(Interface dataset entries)
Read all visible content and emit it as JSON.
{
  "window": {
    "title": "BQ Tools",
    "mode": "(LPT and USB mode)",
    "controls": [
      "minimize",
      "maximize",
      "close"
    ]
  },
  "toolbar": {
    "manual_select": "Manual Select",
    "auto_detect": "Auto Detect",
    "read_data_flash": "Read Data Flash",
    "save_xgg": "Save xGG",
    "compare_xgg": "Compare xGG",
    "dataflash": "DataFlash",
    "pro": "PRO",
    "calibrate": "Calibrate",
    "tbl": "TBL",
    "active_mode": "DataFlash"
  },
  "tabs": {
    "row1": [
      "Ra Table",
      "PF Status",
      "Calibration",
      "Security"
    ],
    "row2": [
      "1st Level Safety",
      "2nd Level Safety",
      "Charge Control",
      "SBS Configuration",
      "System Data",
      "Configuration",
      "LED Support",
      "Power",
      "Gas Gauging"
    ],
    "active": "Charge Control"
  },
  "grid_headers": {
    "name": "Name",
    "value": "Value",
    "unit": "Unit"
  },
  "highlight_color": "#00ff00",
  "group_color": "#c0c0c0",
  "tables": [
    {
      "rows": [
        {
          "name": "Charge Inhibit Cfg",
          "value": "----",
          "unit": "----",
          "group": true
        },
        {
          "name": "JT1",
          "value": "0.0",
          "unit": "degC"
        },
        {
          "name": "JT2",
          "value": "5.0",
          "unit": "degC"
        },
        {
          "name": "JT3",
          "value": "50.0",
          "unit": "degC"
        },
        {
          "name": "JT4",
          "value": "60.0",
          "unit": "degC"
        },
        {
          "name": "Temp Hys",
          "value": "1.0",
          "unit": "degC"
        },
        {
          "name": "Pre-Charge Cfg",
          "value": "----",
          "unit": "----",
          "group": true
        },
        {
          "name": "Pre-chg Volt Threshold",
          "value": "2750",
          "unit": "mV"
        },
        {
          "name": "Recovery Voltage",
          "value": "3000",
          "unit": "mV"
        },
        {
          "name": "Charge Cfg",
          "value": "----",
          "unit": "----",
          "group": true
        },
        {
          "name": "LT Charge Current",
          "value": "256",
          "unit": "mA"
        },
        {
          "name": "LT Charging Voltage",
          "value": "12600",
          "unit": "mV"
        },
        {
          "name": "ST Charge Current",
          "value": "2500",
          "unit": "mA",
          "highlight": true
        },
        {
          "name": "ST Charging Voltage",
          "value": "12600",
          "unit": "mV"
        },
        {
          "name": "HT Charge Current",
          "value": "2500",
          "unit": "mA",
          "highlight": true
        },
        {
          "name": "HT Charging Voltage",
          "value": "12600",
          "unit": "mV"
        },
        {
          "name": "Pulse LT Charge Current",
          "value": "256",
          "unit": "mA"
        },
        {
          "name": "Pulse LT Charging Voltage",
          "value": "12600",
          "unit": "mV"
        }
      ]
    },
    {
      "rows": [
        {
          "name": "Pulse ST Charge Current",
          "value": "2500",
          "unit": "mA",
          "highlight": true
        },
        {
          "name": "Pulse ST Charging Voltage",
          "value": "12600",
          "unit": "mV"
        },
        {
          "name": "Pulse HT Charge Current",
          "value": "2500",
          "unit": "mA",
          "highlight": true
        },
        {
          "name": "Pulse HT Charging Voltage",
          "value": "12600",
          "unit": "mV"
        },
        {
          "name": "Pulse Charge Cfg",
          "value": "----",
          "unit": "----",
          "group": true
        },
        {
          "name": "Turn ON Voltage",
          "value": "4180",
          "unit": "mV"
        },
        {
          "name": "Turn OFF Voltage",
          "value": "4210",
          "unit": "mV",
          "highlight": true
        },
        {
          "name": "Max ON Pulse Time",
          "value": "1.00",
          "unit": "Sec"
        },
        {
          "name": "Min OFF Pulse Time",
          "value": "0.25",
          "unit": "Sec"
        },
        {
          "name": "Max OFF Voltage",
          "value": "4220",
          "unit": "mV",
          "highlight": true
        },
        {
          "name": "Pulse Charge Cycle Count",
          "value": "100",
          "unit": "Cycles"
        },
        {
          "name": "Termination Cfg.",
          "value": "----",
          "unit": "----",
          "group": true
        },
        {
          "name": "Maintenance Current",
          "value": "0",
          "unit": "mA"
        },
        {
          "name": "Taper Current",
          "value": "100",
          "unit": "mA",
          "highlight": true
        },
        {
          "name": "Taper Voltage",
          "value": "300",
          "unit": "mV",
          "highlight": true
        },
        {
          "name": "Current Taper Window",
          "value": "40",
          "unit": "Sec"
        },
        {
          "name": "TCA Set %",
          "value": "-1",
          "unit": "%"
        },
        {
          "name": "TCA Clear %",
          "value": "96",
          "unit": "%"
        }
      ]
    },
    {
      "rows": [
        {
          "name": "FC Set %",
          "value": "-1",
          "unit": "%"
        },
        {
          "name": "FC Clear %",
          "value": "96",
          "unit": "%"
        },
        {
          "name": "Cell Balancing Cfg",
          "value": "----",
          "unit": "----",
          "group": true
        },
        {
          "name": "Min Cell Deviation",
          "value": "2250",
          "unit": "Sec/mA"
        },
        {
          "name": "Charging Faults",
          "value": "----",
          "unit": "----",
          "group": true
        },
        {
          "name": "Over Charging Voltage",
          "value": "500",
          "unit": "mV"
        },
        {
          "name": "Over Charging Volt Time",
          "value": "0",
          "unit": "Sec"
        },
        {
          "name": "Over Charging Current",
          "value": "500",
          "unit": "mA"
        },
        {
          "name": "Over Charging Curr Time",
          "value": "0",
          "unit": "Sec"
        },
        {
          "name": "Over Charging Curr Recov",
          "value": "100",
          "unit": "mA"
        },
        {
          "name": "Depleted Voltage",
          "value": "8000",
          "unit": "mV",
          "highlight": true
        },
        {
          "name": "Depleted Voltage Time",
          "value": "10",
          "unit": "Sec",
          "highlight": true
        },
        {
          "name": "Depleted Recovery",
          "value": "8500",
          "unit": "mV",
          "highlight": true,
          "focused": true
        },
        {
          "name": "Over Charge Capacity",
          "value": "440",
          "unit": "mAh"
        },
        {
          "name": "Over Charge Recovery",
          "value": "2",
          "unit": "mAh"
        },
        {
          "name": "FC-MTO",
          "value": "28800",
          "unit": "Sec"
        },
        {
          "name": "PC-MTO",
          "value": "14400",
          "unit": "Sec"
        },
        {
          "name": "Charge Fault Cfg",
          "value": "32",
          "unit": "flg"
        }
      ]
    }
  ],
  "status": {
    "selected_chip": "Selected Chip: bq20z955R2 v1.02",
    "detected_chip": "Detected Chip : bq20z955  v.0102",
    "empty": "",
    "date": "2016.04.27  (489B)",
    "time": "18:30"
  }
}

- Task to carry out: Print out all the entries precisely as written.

- Solution to the exercise:
Read all visible content and emit it as JSON.
{
  "window": {
    "title": "BQ Tools",
    "mode": "(LPT and USB mode)",
    "controls": [
      "minimize",
      "maximize",
      "close"
    ]
  },
  "toolbar": {
    "manual_select": "Manual Select",
    "auto_detect": "Auto Detect",
    "read_data_flash": "Read Data Flash",
    "save_xgg": "Save xGG",
    "compare_xgg": "Compare xGG",
    "dataflash": "DataFlash",
    "pro": "PRO",
    "calibrate": "Calibrate",
    "tbl": "TBL",
    "active_mode": "DataFlash"
  },
  "tabs": {
    "row1": [
      "Ra Table",
      "PF Status",
      "Calibration",
      "Security"
    ],
    "row2": [
      "1st Level Safety",
      "2nd Level Safety",
      "Charge Control",
      "SBS Configuration",
      "System Data",
      "Configuration",
      "LED Support",
      "Power",
      "Gas Gauging"
    ],
    "active": "Charge Control"
  },
  "grid_headers": {
    "name": "Name",
    "value": "Value",
    "unit": "Unit"
  },
  "highlight_color": "#00ff00",
  "group_color": "#c0c0c0",
  "tables": [
    {
      "rows": [
        {
          "name": "Charge Inhibit Cfg",
          "value": "----",
          "unit": "----",
          "group": true
        },
        {
          "name": "JT1",
          "value": "0.0",
          "unit": "degC"
        },
        {
          "name": "JT2",
          "value": "5.0",
          "unit": "degC"
        },
        {
          "name": "JT3",
          "value": "50.0",
          "unit": "degC"
        },
        {
          "name": "JT4",
          "value": "60.0",
          "unit": "degC"
        },
        {
          "name": "Temp Hys",
          "value": "1.0",
          "unit": "degC"
        },
        {
          "name": "Pre-Charge Cfg",
          "value": "----",
          "unit": "----",
          "group": true
        },
        {
          "name": "Pre-chg Volt Threshold",
          "value": "2750",
          "unit": "mV"
        },
        {
          "name": "Recovery Voltage",
          "value": "3000",
          "unit": "mV"
        },
        {
          "name": "Charge Cfg",
          "value": "----",
          "unit": "----",
          "group": true
        },
        {
          "name": "LT Charge Current",
          "value": "256",
          "unit": "mA"
        },
        {
          "name": "LT Charging Voltage",
          "value": "12600",
          "unit": "mV"
        },
        {
          "name": "ST Charge Current",
          "value": "2500",
          "unit": "mA",
          "highlight": true
        },
        {
          "name": "ST Charging Voltage",
          "value": "12600",
          "unit": "mV"
        },
        {
          "name": "HT Charge Current",
          "value": "2500",
          "unit": "mA",
          "highlight": true
        },
        {
          "name": "HT Charging Voltage",
          "value": "12600",
          "unit": "mV"
        },
        {
          "name": "Pulse LT Charge Current",
          "value": "256",
          "unit": "mA"
        },
        {
          "name": "Pulse LT Charging Voltage",
          "value": "12600",
          "unit": "mV"
        }
      ]
    },
    {
      "rows": [
        {
          "name": "Pulse ST Charge Current",
          "value": "2500",
          "unit": "mA",
          "highlight": true
        },
        {
          "name": "Pulse ST Charging Voltage",
          "value": "12600",
          "unit": "mV"
        },
        {
          "name": "Pulse HT Charge Current",
          "value": "2500",
          "unit": "mA",
          "highlight": true
        },
        {
          "name": "Pulse HT Charging Voltage",
          "value": "12600",
          "unit": "mV"
        },
        {
          "name": "Pulse Charge Cfg",
          "value": "----",
          "unit": "----",
          "group": true
        },
        {
          "name": "Turn ON Voltage",
          "value": "4180",
          "unit": "mV"
        },
        {
          "name": "Turn OFF Voltage",
          "value": "4210",
          "unit": "mV",
          "highlight": true
        },
        {
          "name": "Max ON Pulse Time",
          "value": "1.00",
          "unit": "Sec"
        },
        {
          "name": "Min OFF Pulse Time",
          "value": "0.25",
          "unit": "Sec"
        },
        {
          "name": "Max OFF Voltage",
          "value": "4220",
          "unit": "mV",
          "highlight": true
        },
        {
          "name": "Pulse Charge Cycle Count",
          "value": "100",
          "unit": "Cycles"
        },
        {
          "name": "Termination Cfg.",
          "value": "----",
          "unit": "----",
          "group": true
        },
        {
          "name": "Maintenance Current",
          "value": "0",
          "unit": "mA"
        },
        {
          "name": "Taper Current",
          "value": "100",
          "unit": "mA",
          "highlight": true
        },
        {
          "name": "Taper Voltage",
          "value": "300",
          "unit": "mV",
          "highlight": true
        },
        {
          "name": "Current Taper Window",
          "value": "40",
          "unit": "Sec"
        },
        {
          "name": "TCA Set %",
          "value": "-1",
          "unit": "%"
        },
        {
          "name": "TCA Clear %",
          "value": "96",
          "unit": "%"
        }
      ]
    },
    {
      "rows": [
        {
          "name": "FC Set %",
          "value": "-1",
          "unit": "%"
        },
        {
          "name": "FC Clear %",
          "value": "96",
          "unit": "%"
        },
        {
          "name": "Cell Balancing Cfg",
          "value": "----",
          "unit": "----",
          "group": true
        },
        {
          "name": "Min Cell Deviation",
          "value": "2250",
          "unit": "Sec/mA"
        },
        {
          "name": "Charging Faults",
          "value": "----",
          "unit": "----",
          "group": true
        },
        {
          "name": "Over Charging Voltage",
          "value": "500",
          "unit": "mV"
        },
        {
          "name": "Over Charging Volt Time",
          "value": "0",
          "unit": "Sec"
        },
        {
          "name": "Over Charging Current",
          "value": "500",
          "unit": "mA"
        },
        {
          "name": "Over Charging Curr Time",
          "value": "0",
          "unit": "Sec"
        },
        {
          "name": "Over Charging Curr Recov",
          "value": "100",
          "unit": "mA"
        },
        {
          "name": "Depleted Voltage",
          "value": "8000",
          "unit": "mV",
          "highlight": true
        },
        {
          "name": "Depleted Voltage Time",
          "value": "10",
          "unit": "Sec",
          "highlight": true
        },
        {
          "name": "Depleted Recovery",
          "value": "8500",
          "unit": "mV",
          "highlight": true,
          "focused": true
        },
        {
          "name": "Over Charge Capacity",
          "value": "440",
          "unit": "mAh"
        },
        {
          "name": "Over Charge Recovery",
          "value": "2",
          "unit": "mAh"
        },
        {
          "name": "FC-MTO",
          "value": "28800",
          "unit": "Sec"
        },
        {
          "name": "PC-MTO",
          "value": "14400",
          "unit": "Sec"
        },
        {
          "name": "Charge Fault Cfg",
          "value": "32",
          "unit": "flg"
        }
      ]
    }
  ],
  "status": {
    "selected_chip": "Selected Chip: bq20z955R2 v1.02",
    "detected_chip": "Detected Chip : bq20z955  v.0102",
    "empty": "",
    "date": "2016.04.27  (489B)",
    "time": "18:30"
  }
}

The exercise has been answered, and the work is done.